# Work request
Search the records for "true". Report every line where it occurs.

# The records
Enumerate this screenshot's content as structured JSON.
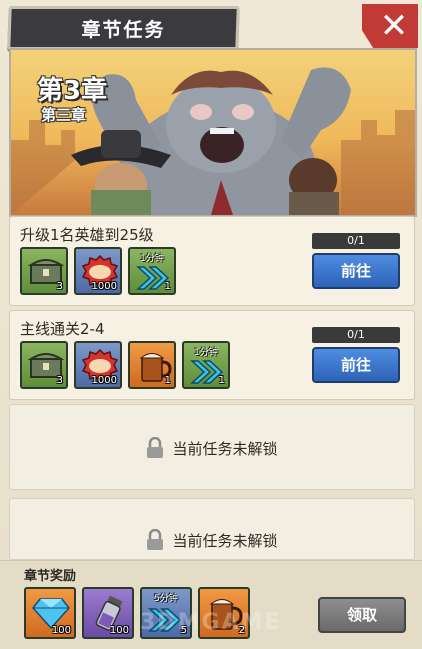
{
  "header": {
    "title": "章节任务",
    "close_label": "✕"
  },
  "banner": {
    "chapter_big": "第3章",
    "chapter_small": "第三章"
  },
  "tasks": [
    {
      "title": "升级1名英雄到25级",
      "progress": "0/1",
      "button": "前往",
      "rewards": [
        {
          "icon": "chest-icon",
          "color": "green",
          "qty": "3"
        },
        {
          "icon": "bottle-cap-icon",
          "color": "blue",
          "qty": "1000"
        },
        {
          "icon": "speedup-icon",
          "color": "green",
          "qty": "1",
          "tag": "1分钟"
        }
      ]
    },
    {
      "title": "主线通关2-4",
      "progress": "0/1",
      "button": "前往",
      "rewards": [
        {
          "icon": "chest-icon",
          "color": "green",
          "qty": "3"
        },
        {
          "icon": "bottle-cap-icon",
          "color": "blue",
          "qty": "1000"
        },
        {
          "icon": "beer-icon",
          "color": "orange",
          "qty": "1"
        },
        {
          "icon": "speedup-icon",
          "color": "green",
          "qty": "1",
          "tag": "1分钟"
        }
      ]
    }
  ],
  "locked_text": "当前任务未解锁",
  "footer": {
    "title": "章节奖励",
    "claim": "领取",
    "rewards": [
      {
        "icon": "diamond-icon",
        "color": "orange",
        "qty": "100"
      },
      {
        "icon": "vial-icon",
        "color": "purple",
        "qty": "100"
      },
      {
        "icon": "speedup-icon",
        "color": "blue",
        "qty": "5",
        "tag": "5分钟"
      },
      {
        "icon": "beer-icon",
        "color": "orange",
        "qty": "2"
      }
    ]
  },
  "watermark": "3DMGAME"
}
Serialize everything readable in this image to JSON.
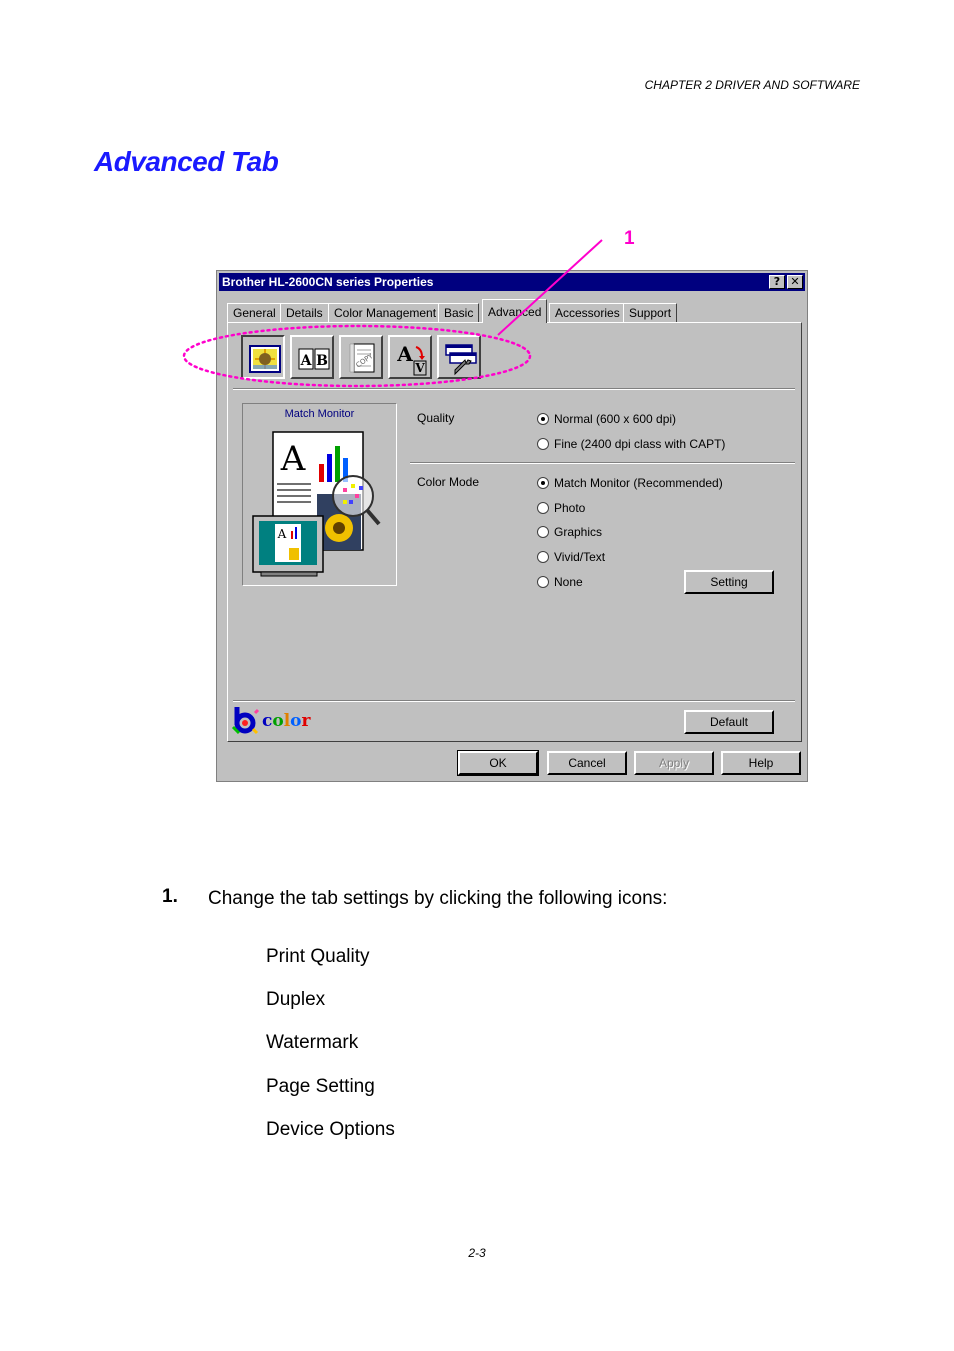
{
  "header": {
    "running_title": "CHAPTER 2 DRIVER AND SOFTWARE",
    "page_title": "Advanced Tab"
  },
  "callout": {
    "number": "1",
    "color": "#ff00cc"
  },
  "dialog": {
    "title": "Brother HL-2600CN series Properties",
    "help_button": "?",
    "close_button": "✕",
    "tabs": [
      {
        "label": "General",
        "active": false
      },
      {
        "label": "Details",
        "active": false
      },
      {
        "label": "Color Management",
        "active": false
      },
      {
        "label": "Basic",
        "active": false
      },
      {
        "label": "Advanced",
        "active": true
      },
      {
        "label": "Accessories",
        "active": false
      },
      {
        "label": "Support",
        "active": false
      }
    ],
    "icon_buttons": [
      {
        "icon": "print-quality-icon",
        "pressed": true
      },
      {
        "icon": "duplex-icon",
        "pressed": false
      },
      {
        "icon": "watermark-icon",
        "pressed": false
      },
      {
        "icon": "page-setting-icon",
        "pressed": false
      },
      {
        "icon": "device-options-icon",
        "pressed": false
      }
    ],
    "preview_label": "Match Monitor",
    "quality": {
      "label": "Quality",
      "options": [
        {
          "label": "Normal (600 x 600 dpi)",
          "selected": true
        },
        {
          "label": "Fine (2400 dpi class with CAPT)",
          "selected": false
        }
      ]
    },
    "color_mode": {
      "label": "Color Mode",
      "options": [
        {
          "label": "Match Monitor (Recommended)",
          "selected": true
        },
        {
          "label": "Photo",
          "selected": false
        },
        {
          "label": "Graphics",
          "selected": false
        },
        {
          "label": "Vivid/Text",
          "selected": false
        },
        {
          "label": "None",
          "selected": false
        }
      ]
    },
    "setting_button": "Setting",
    "logo_text": "color",
    "default_button": "Default",
    "buttons": {
      "ok": "OK",
      "cancel": "Cancel",
      "apply": "Apply",
      "help": "Help"
    },
    "accent_color": "#00007f"
  },
  "body": {
    "step_number": "1.",
    "step_text": "Change the tab settings by clicking the following icons:",
    "icon_list": [
      "Print Quality",
      "Duplex",
      "Watermark",
      "Page Setting",
      "Device Options"
    ]
  },
  "footer": {
    "page_number": "2-3"
  }
}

# Task answer
        "active": true
        "pressed": true
          "selected": true
          "selected": true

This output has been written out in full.